I recently started re-watching an old pop-favorite known as Angel. You remember right? The anti-hero vampire whose character was spawned out of the popular (albeit quirky show) Buffy: the vampire slayer. Which was spawned out of the very 90′s flick by the same name.
I’ll be the first to say that Angel is kinda goofy, and doesn’t have the best production value. BUT what does it for me is the interesting stories and character angles the show takes. You can tell most of the time that the writers thought the plot through ahead of time, which is a sign of a better story. Many shows that they don’t expect to run a long course can suffer quickly from inept and short-sided chunk writing that leads to spastic and un-inspired stories. But Angel doesn’t take itself too seriousley which makes it a heck of a lot funnier to watch, and takes away the sting of bad costumes and cheap imitation weapons that some prop-director saved a few bucks on.
As I was pondering the un-dead/re-dead legends and folklore of the vampire I came to a very cool realization; the few weaknesses that vampires have can be studied in their own right, as full-fledged Game Mechanics! A way to give us non-ghoully breeders a fighting chance when faced with these chomp-tastic thirsty friends. After all, everyone loves a good under-dog story right? So lets take a look at their traditional weaknesses and how they act as mechanics of a human vs. vampire showdown.
1. Sunlight: As a creature that can only linger is false light or very real darkness, this gives us humans a use-able time frame in which to prepare or recover from a vampy attack. Although the movie DAYBREAKERS shows us what technically savvy vamps can do with a few cameras and some ultra-tinted glass =P
2. Garlic: Historically known as a food that will actually ‘cleanse’ the blood, our undead counter-parts can have nothing to do with it since their blood is ‘borrowed’ and UN-CLEAN. Garlic is a resource that we can grow or find in abundance in some cultures such as Italian and South American. This makes it a renew-able and natural weapon.
3. Crosses or Holy Relics: Traditionally vamps are not only undead, but evil. They are only in existance because of some kind of demon combination whether it be spiritual or physical. So the relics and symbols of God that are holy and powerful are said to repel them,or even harm them on contact. This added a very religious and spiritual side to the folklore that in my opinion gives it a much more interesting foundation. Here’s the benefit: higher power/spiritual backing, water as a resource (holy water), churches as sanctuaries or strong-holds, decadent jewelry that not only looks classy but also serves a function (:P)
4. Invitation Only (you shall not pass!): Vamps cannot enter a home unless invited, but it may only take one invitation to give them perpetual access, so chill out and don’t be charmed too quickly by passing strangers. This gives us some protection in our own homes, but also gives the vamp a chance to charm their way in before you know what they are.
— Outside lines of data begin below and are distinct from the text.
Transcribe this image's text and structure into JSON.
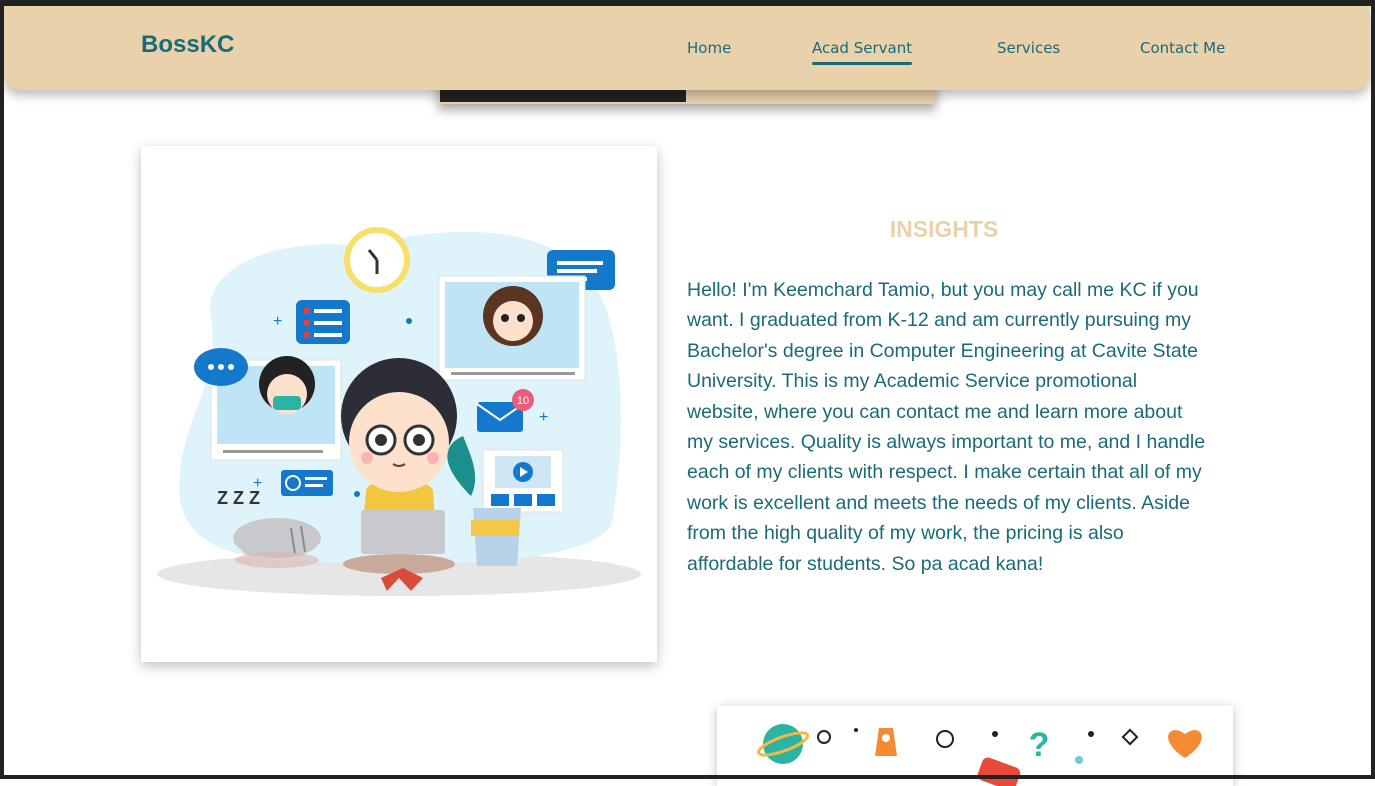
{
  "nav": {
    "brand": "BossKC",
    "links": [
      "Home",
      "Acad Servant",
      "Services",
      "Contact Me"
    ],
    "active": "Acad Servant"
  },
  "about": {
    "title": "INSIGHTS",
    "text": "Hello! I'm Keemchard Tamio, but you may call me KC if you want. I graduated from K-12 and am currently pursuing my Bachelor's degree in Computer Engineering at Cavite State University. This is my Academic Service promotional website, where you can contact me and learn more about my services. Quality is always important to me, and I handle each of my clients with respect. I make certain that all of my work is excellent and meets the needs of my clients. Aside from the high quality of my work, the pricing is also affordable for students. So pa acad kana!"
  },
  "illustration": {
    "notification_count": "10",
    "sleep_text": "Z Z Z"
  },
  "colors": {
    "accent": "#1b6a78",
    "nav_bg": "#e8d1ab",
    "title": "#e8d1ab"
  }
}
5. Stake Through the Heart: Wood is everywhere dammit! That’s great, but good luck getting him to let you do that before he chomps you to savory bitts! But seriously, there’s wood everywhere…